::: Supplied data :::

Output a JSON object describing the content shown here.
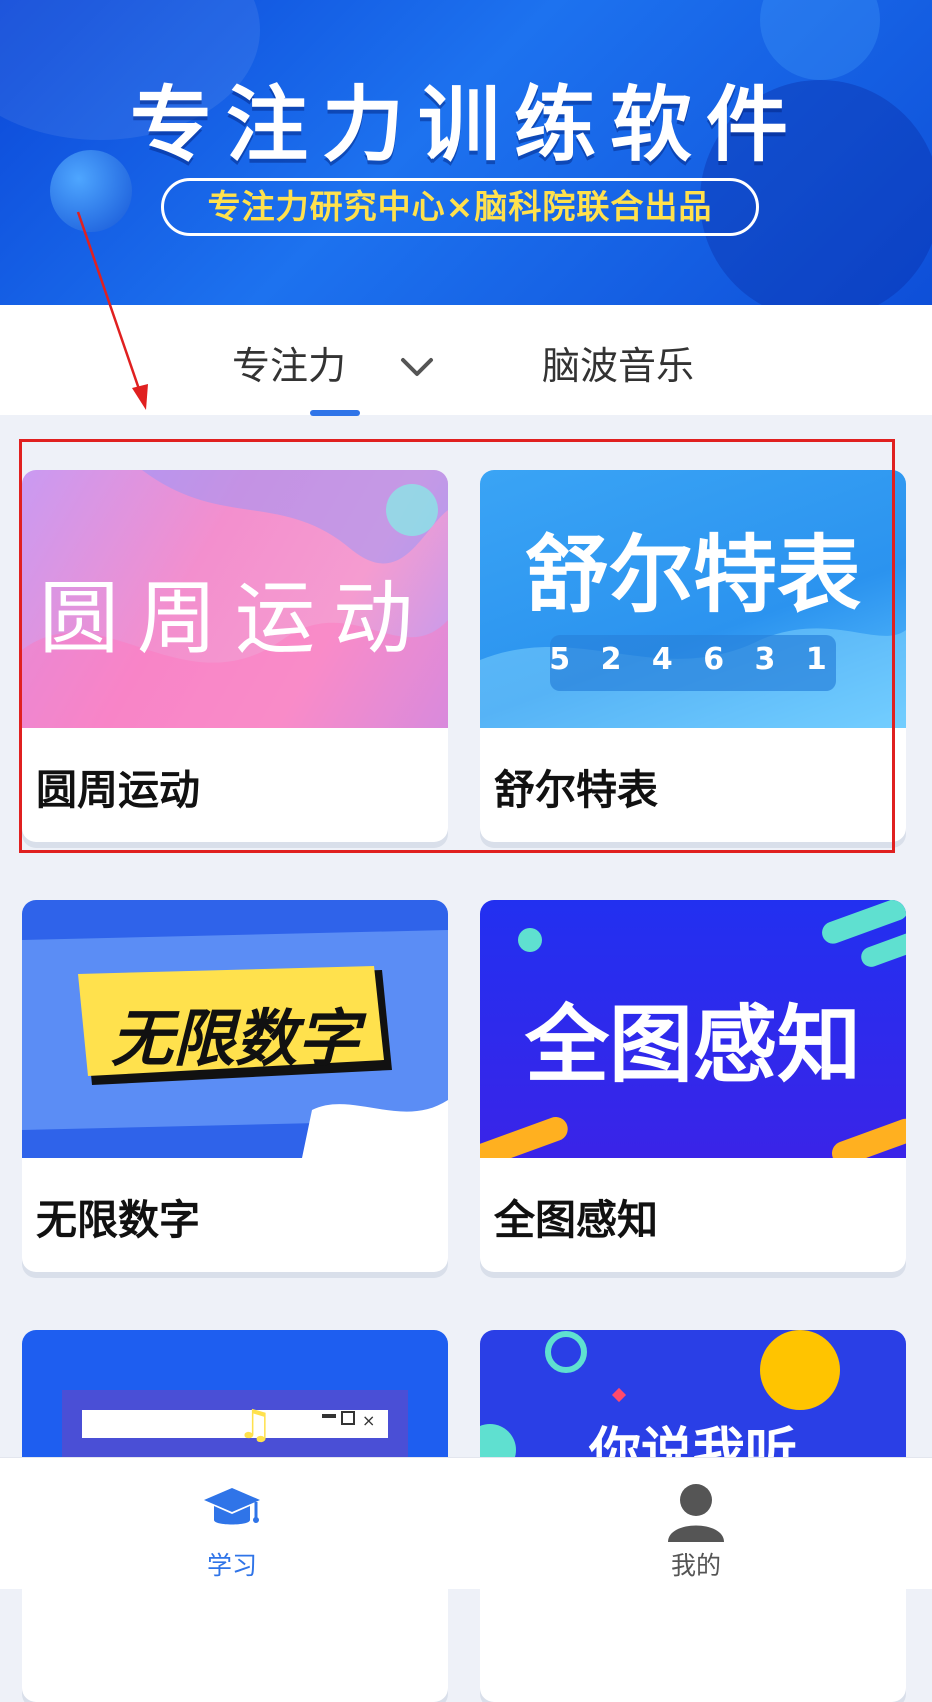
{
  "banner": {
    "title": "专注力训练软件",
    "subtitle": "专注力研究中心×脑科院联合出品"
  },
  "tabs": [
    {
      "label": "专注力",
      "active": true
    },
    {
      "label": "脑波音乐",
      "active": false
    }
  ],
  "cards": [
    {
      "label": "圆周运动",
      "image_text": "圆周运动"
    },
    {
      "label": "舒尔特表",
      "image_text": "舒尔特表",
      "image_digits": "5 2 4 6 3 1"
    },
    {
      "label": "无限数字",
      "image_text": "无限数字"
    },
    {
      "label": "全图感知",
      "image_text": "全图感知"
    },
    {
      "label": "",
      "image_text": ""
    },
    {
      "label": "",
      "image_text": "你说我听"
    }
  ],
  "bottom_nav": [
    {
      "label": "学习",
      "icon": "graduation-cap-icon",
      "active": true
    },
    {
      "label": "我的",
      "icon": "user-icon",
      "active": false
    }
  ],
  "colors": {
    "accent": "#2f74e8",
    "highlight_box": "#e02020",
    "subtitle_yellow": "#ffe14d"
  }
}
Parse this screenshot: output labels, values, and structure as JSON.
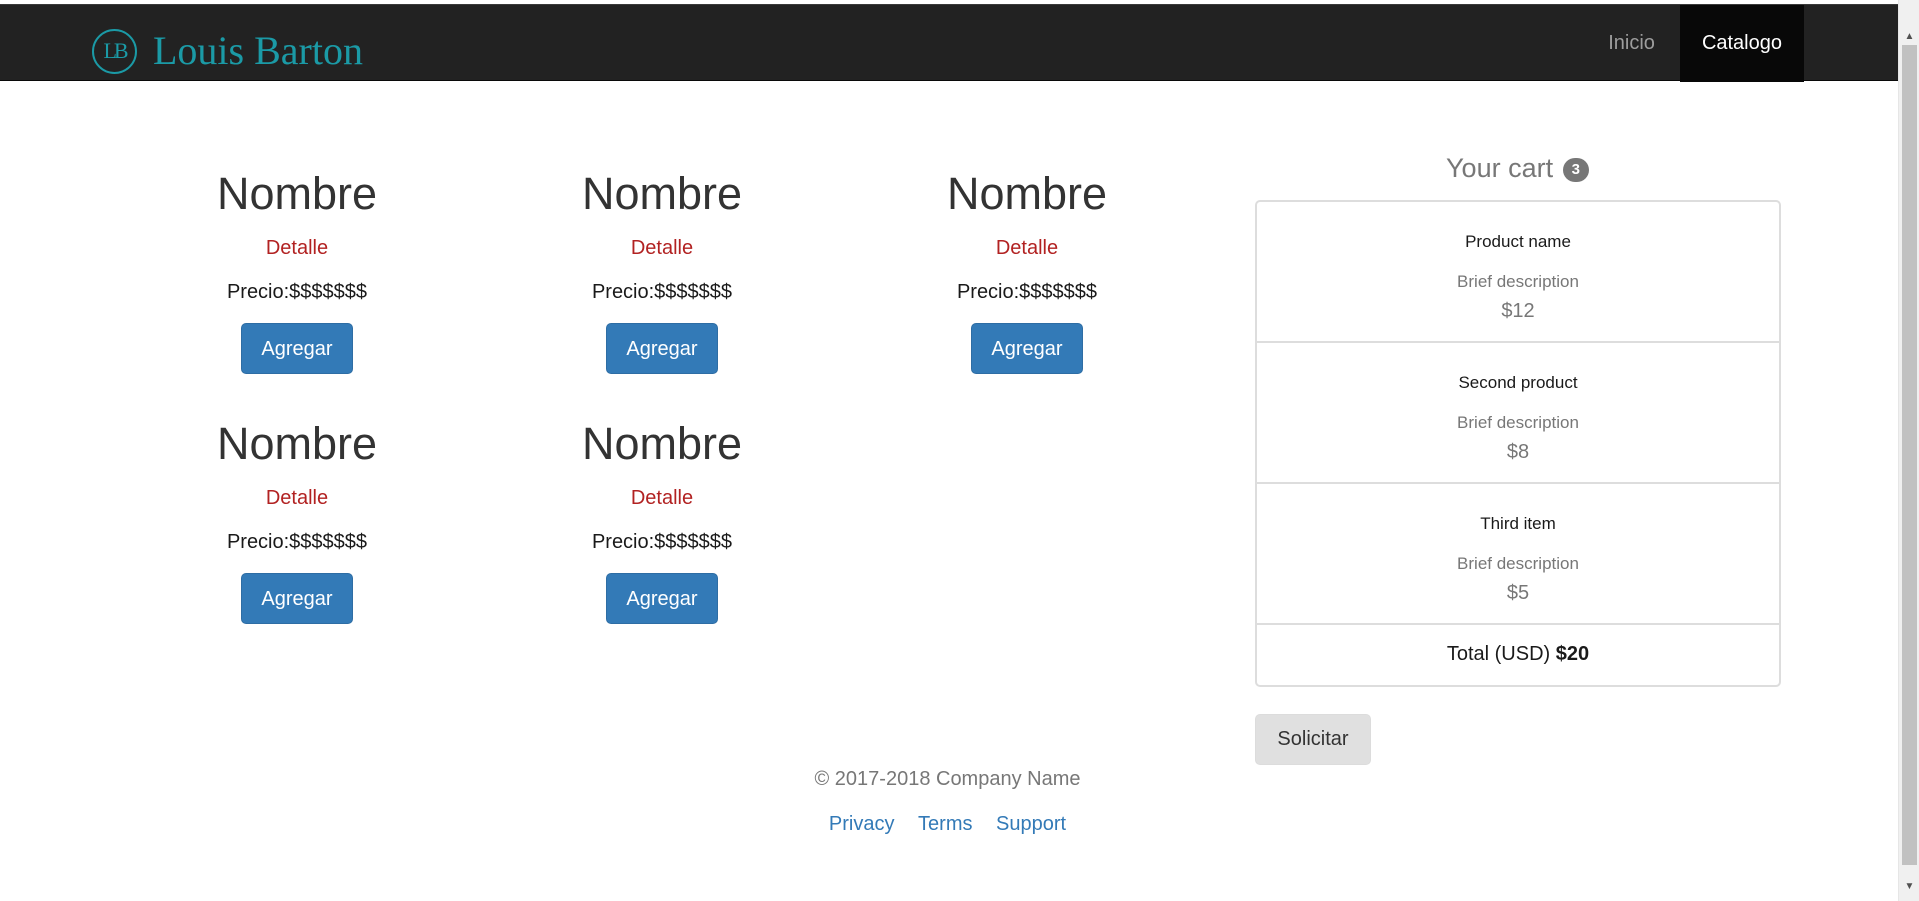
{
  "navbar": {
    "brand_monogram": "LB",
    "brand_name": "Louis Barton",
    "links": [
      {
        "label": "Inicio"
      },
      {
        "label": "Catalogo"
      }
    ]
  },
  "products": [
    {
      "name": "Nombre",
      "detail": "Detalle",
      "price": "Precio:$$$$$$$",
      "button": "Agregar"
    },
    {
      "name": "Nombre",
      "detail": "Detalle",
      "price": "Precio:$$$$$$$",
      "button": "Agregar"
    },
    {
      "name": "Nombre",
      "detail": "Detalle",
      "price": "Precio:$$$$$$$",
      "button": "Agregar"
    },
    {
      "name": "Nombre",
      "detail": "Detalle",
      "price": "Precio:$$$$$$$",
      "button": "Agregar"
    },
    {
      "name": "Nombre",
      "detail": "Detalle",
      "price": "Precio:$$$$$$$",
      "button": "Agregar"
    }
  ],
  "cart": {
    "title": "Your cart",
    "count": "3",
    "items": [
      {
        "name": "Product name",
        "description": "Brief description",
        "price": "$12"
      },
      {
        "name": "Second product",
        "description": "Brief description",
        "price": "$8"
      },
      {
        "name": "Third item",
        "description": "Brief description",
        "price": "$5"
      }
    ],
    "total_label": "Total (USD)",
    "total_value": "$20",
    "submit_label": "Solicitar"
  },
  "footer": {
    "copyright": "© 2017-2018 Company Name",
    "links": [
      "Privacy",
      "Terms",
      "Support"
    ]
  },
  "colors": {
    "navbar_bg": "#222222",
    "brand": "#1b9aa6",
    "primary": "#337ab7",
    "detail": "#b22222",
    "muted": "#777777"
  }
}
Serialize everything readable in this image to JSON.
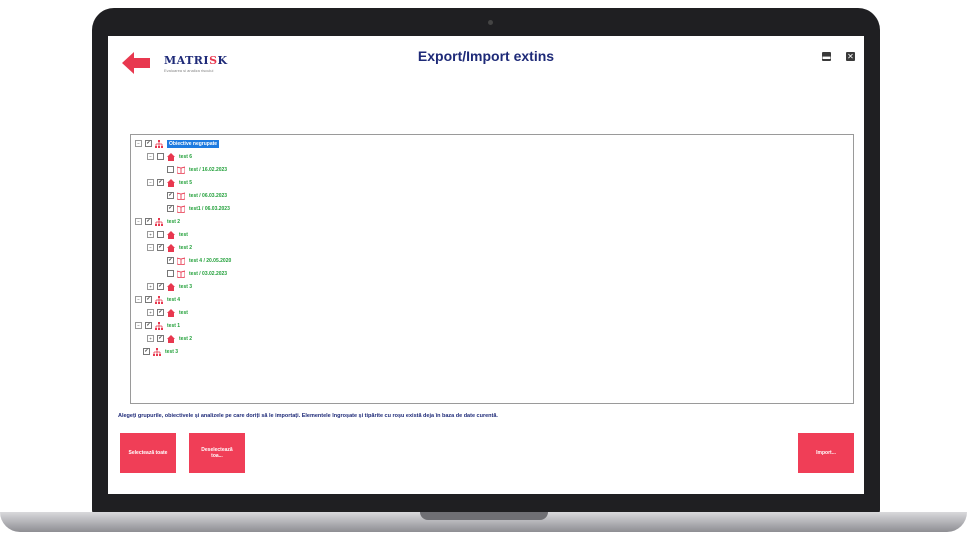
{
  "header": {
    "title": "Export/Import extins",
    "logo_name_a": "MATRI",
    "logo_name_accent": "S",
    "logo_name_b": "K",
    "logo_tagline": "Evaluarea si analiza riscului",
    "minimize_glyph": "▬",
    "close_glyph": "✕"
  },
  "tree": {
    "rows": [
      {
        "level": 0,
        "expander": "⊟",
        "checked": true,
        "icon": "sitemap-icon",
        "label": "Obiective negrupate",
        "selected": true
      },
      {
        "level": 1,
        "expander": "⊟",
        "checked": false,
        "icon": "home-icon",
        "label": "test 6"
      },
      {
        "level": 2,
        "expander": "",
        "checked": false,
        "icon": "book-icon",
        "label": "test / 16.02.2023"
      },
      {
        "level": 1,
        "expander": "⊟",
        "checked": true,
        "icon": "home-icon",
        "label": "test 5"
      },
      {
        "level": 2,
        "expander": "",
        "checked": true,
        "icon": "book-icon",
        "label": "test / 06.03.2023"
      },
      {
        "level": 2,
        "expander": "",
        "checked": true,
        "icon": "book-icon",
        "label": "test1 / 06.03.2023"
      },
      {
        "level": 0,
        "expander": "⊟",
        "checked": true,
        "icon": "sitemap-icon",
        "label": "test 2"
      },
      {
        "level": 1,
        "expander": "⊞",
        "checked": false,
        "icon": "home-icon",
        "label": "test"
      },
      {
        "level": 1,
        "expander": "⊟",
        "checked": true,
        "icon": "home-icon",
        "label": "test 2"
      },
      {
        "level": 2,
        "expander": "",
        "checked": true,
        "icon": "book-icon",
        "label": "test 4 / 20.05.2020"
      },
      {
        "level": 2,
        "expander": "",
        "checked": false,
        "icon": "book-icon",
        "label": "test / 03.02.2023"
      },
      {
        "level": 1,
        "expander": "⊞",
        "checked": true,
        "icon": "home-icon",
        "label": "test 3"
      },
      {
        "level": 0,
        "expander": "⊟",
        "checked": true,
        "icon": "sitemap-icon",
        "label": "test 4"
      },
      {
        "level": 1,
        "expander": "⊞",
        "checked": true,
        "icon": "home-icon",
        "label": "test"
      },
      {
        "level": 0,
        "expander": "⊟",
        "checked": true,
        "icon": "sitemap-icon",
        "label": "test 1"
      },
      {
        "level": 1,
        "expander": "⊞",
        "checked": true,
        "icon": "home-icon",
        "label": "test 2"
      },
      {
        "level": 0,
        "expander": "",
        "checked": true,
        "icon": "sitemap-icon",
        "label": "test 3"
      }
    ]
  },
  "instructions": "Alegeți grupurile, obiectivele și analizele pe care doriți să le importați. Elementele îngroșate și tipărite cu roșu există deja în baza de date curentă.",
  "buttons": {
    "select_all": "Selectează toate",
    "deselect_all": "Deselectează toa...",
    "import": "Import..."
  },
  "colors": {
    "accent": "#f03e57",
    "navy": "#1e2a78",
    "tree_text": "#22a03a",
    "selection": "#1e7be0"
  }
}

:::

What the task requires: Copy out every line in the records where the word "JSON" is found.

Worked solution:
Output a JSON object describing the content shown here.
Parse this screenshot: output labels, values, and structure as JSON.
Serialize everything readable in this image to JSON.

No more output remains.